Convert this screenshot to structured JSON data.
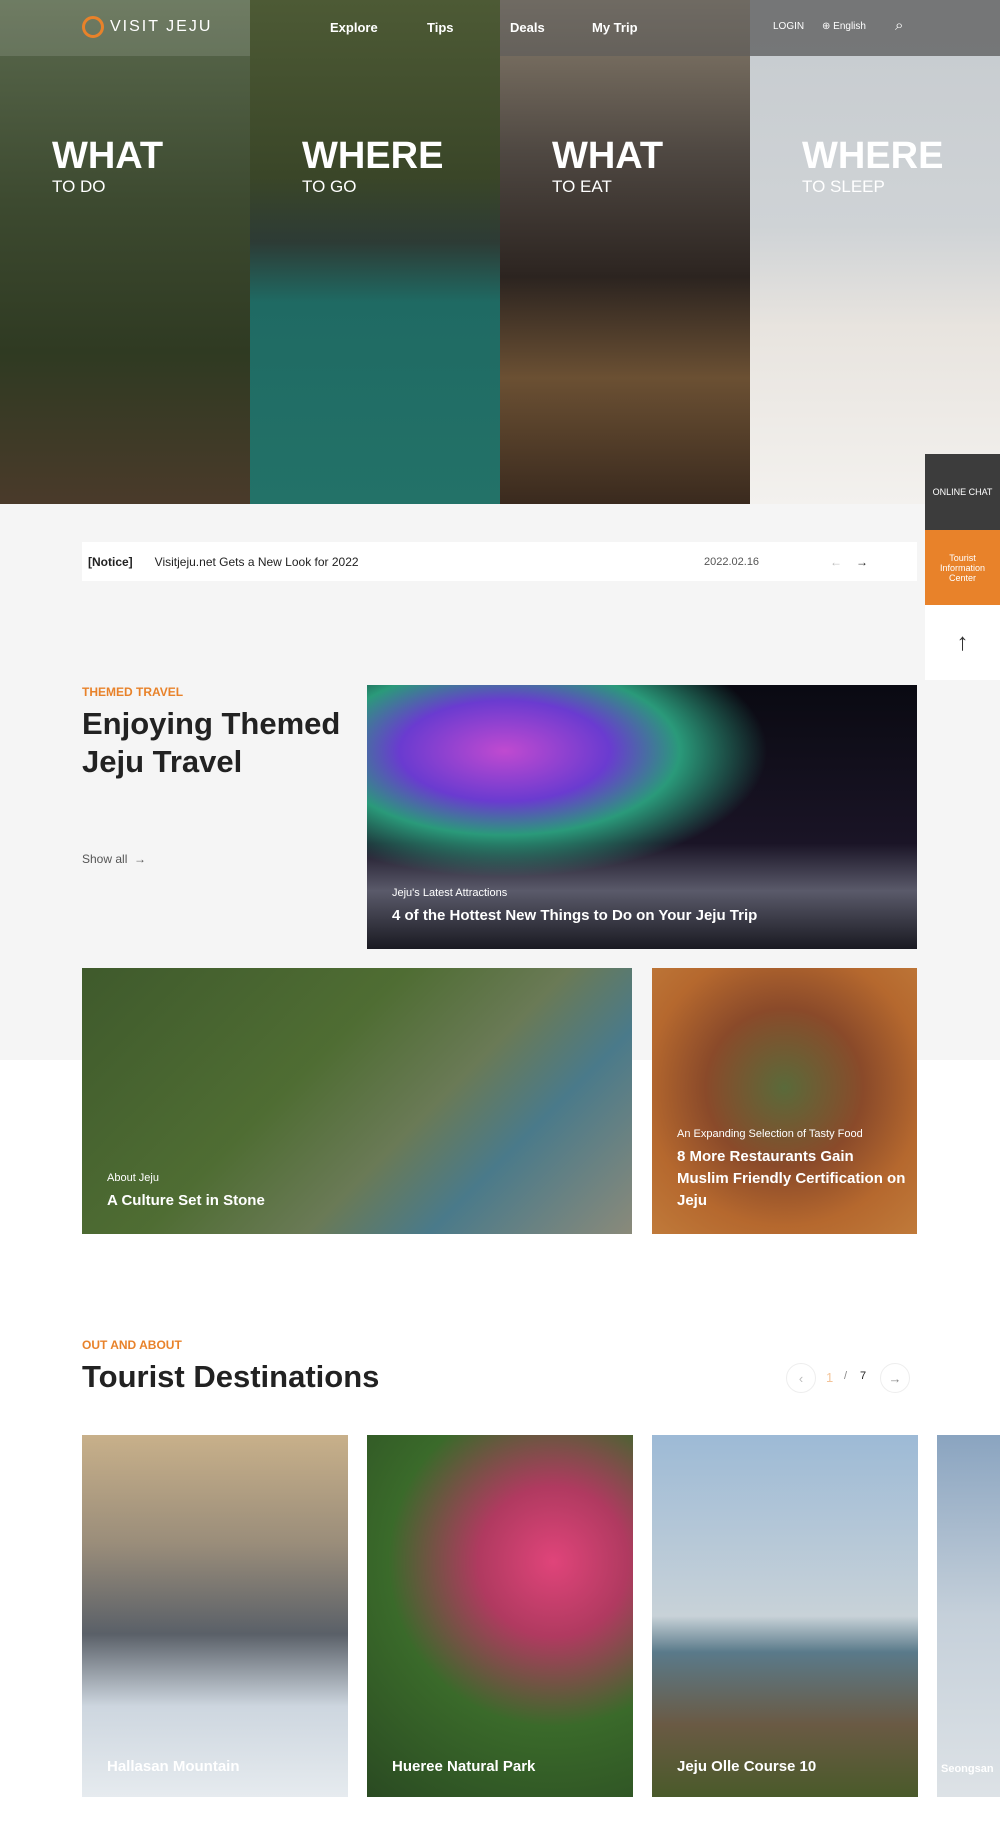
{
  "nav": {
    "logo": "VISIT JEJU",
    "links": [
      "Explore",
      "Tips",
      "Deals",
      "My Trip"
    ],
    "login": "LOGIN",
    "language": "English"
  },
  "hero": [
    {
      "big": "WHAT",
      "small": "TO DO"
    },
    {
      "big": "WHERE",
      "small": "TO GO"
    },
    {
      "big": "WHAT",
      "small": "TO EAT"
    },
    {
      "big": "WHERE",
      "small": "TO SLEEP"
    }
  ],
  "notice": {
    "tag": "[Notice]",
    "text": "Visitjeju.net Gets a New Look for 2022",
    "date": "2022.02.16"
  },
  "side": {
    "chat": "ONLINE CHAT",
    "info": "Tourist Information Center"
  },
  "themed": {
    "label": "THEMED TRAVEL",
    "title": "Enjoying Themed Jeju Travel",
    "show_all": "Show all",
    "items": [
      {
        "sub": "Jeju's Latest Attractions",
        "title": "4 of the Hottest New Things to Do on Your Jeju Trip"
      },
      {
        "sub": "About Jeju",
        "title": "A Culture Set in Stone"
      },
      {
        "sub": "An Expanding Selection of Tasty Food",
        "title": "8 More Restaurants Gain Muslim Friendly Certification on Jeju"
      }
    ]
  },
  "destinations": {
    "label": "OUT AND ABOUT",
    "title": "Tourist Destinations",
    "page": "1",
    "sep": "/",
    "total": "7",
    "cards": [
      "Hallasan Mountain",
      "Hueree Natural Park",
      "Jeju Olle Course 10",
      "Seongsan"
    ]
  },
  "colors": {
    "accent": "#e8822a"
  }
}
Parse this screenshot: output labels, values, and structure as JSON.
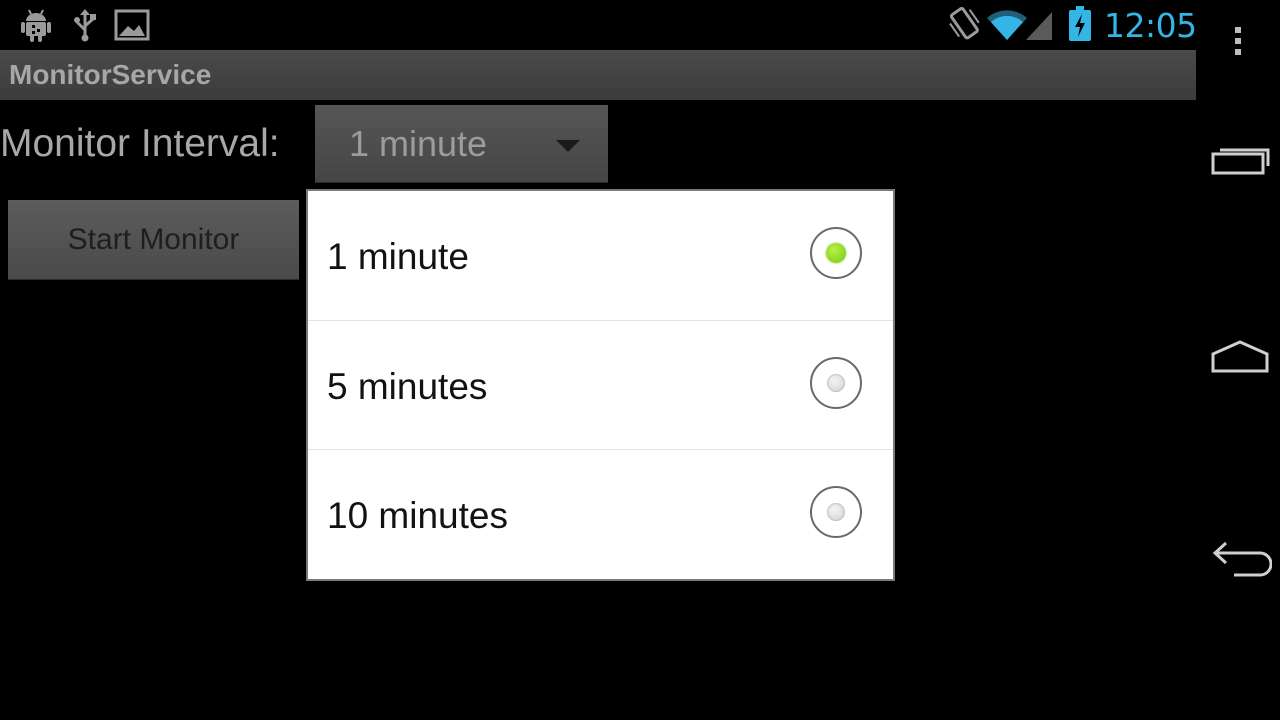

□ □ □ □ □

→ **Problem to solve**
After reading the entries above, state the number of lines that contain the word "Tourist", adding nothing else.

→ **Written solution**
2